(Seattle’s Department of Planning and Development has a similar online map, but doesn’t include the full grab bag of natural disasters.)
The maps are no substitute for detailed geotechnical analyses at specific sites. But the more the public knows about relative hazard levels across the city, the better equipped they will be to make decisions, said former King County emergency management director Eric Holdeman
“People who live in hazard areas shouldn’t be fearful,” he said. “They should become better prepared for disasters.”
And for those who plan to relocate their households or businesses in the future, the hazard maps can add another dimension of data to consider.

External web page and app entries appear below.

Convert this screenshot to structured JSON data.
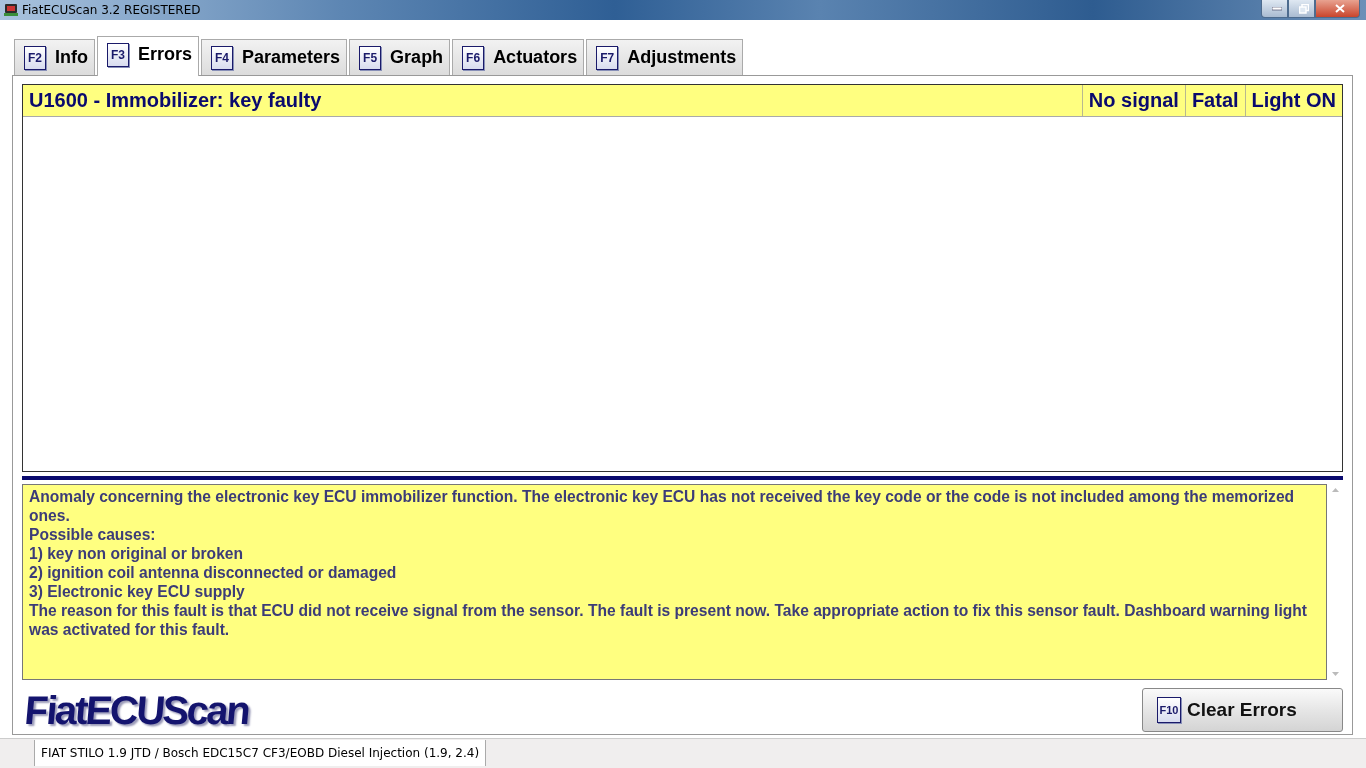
{
  "window": {
    "title": "FiatECUScan 3.2 REGISTERED"
  },
  "tabs": [
    {
      "key": "F2",
      "label": "Info",
      "selected": false
    },
    {
      "key": "F3",
      "label": "Errors",
      "selected": true
    },
    {
      "key": "F4",
      "label": "Parameters",
      "selected": false
    },
    {
      "key": "F5",
      "label": "Graph",
      "selected": false
    },
    {
      "key": "F6",
      "label": "Actuators",
      "selected": false
    },
    {
      "key": "F7",
      "label": "Adjustments",
      "selected": false
    }
  ],
  "errors": [
    {
      "description": "U1600 - Immobilizer: key faulty",
      "status": "No signal",
      "severity": "Fatal",
      "lamp": "Light ON",
      "selected": true
    }
  ],
  "details": [
    "Anomaly concerning the electronic key ECU immobilizer function. The electronic key ECU has not received the key code or the code is not included among the memorized ones.",
    "Possible causes:",
    "1) key non original or broken",
    "2) ignition coil antenna disconnected or damaged",
    "3) Electronic key ECU supply",
    "The reason for this fault is that ECU did not receive signal from the sensor. The fault is present now. Take appropriate action to fix this sensor fault. Dashboard warning light was activated for this fault."
  ],
  "logo": "FiatECUScan",
  "clear_button": {
    "key": "F10",
    "label": "Clear Errors"
  },
  "status_bar": [
    "FIAT STILO 1.9 JTD / Bosch EDC15C7 CF3/EOBD Diesel Injection (1.9, 2.4)"
  ]
}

Rents might be lower near Pioneer Square, but the soil is prone to liquefaction in many places and the neighborhood has a high concentration of old buildings that aren’t likely to stand up to a major quake, Holdeman pointed out. Waterfront bluffs offer sweeping views, but a high risk of landslides.
“I’d like to see the state require sellers to declare what the risks are for property that they are putting up for sale,” Holdeman said. “Then it is up to the people to decide their risk tolerance.”
The new tool is a way citizens can inform themselves, but it’s still a work in progress, Auflick said.
Some of the information is so technical it’s hard to simplify. The USGS earthquake maps, for example, illustrate the level of ground-shaking that has a 10 percent chance of occurring in the next 50 years, expressed as a fraction of the force of gravity.
Got it? If not, the Natural Hazards Explorer includes sidebars with explanations, more information, photos and videos. One animation shows the expected path of a Puget Sound tsunami generated by a quake on the Seattle Fault. (A tsunami generated by a quake on the offshore Cascadia Subduction Zone would be devastating on the Pacific Coast, but isn’t expected to cause serious damage in Puget Sound.)
The city hopes to keep building on the tool, Auflick said. Information on bridges, roads and other infrastructure likely to be damaged in a quake could be added, as could data on neighborhoods with large numbers of elders and other vulnerable groups.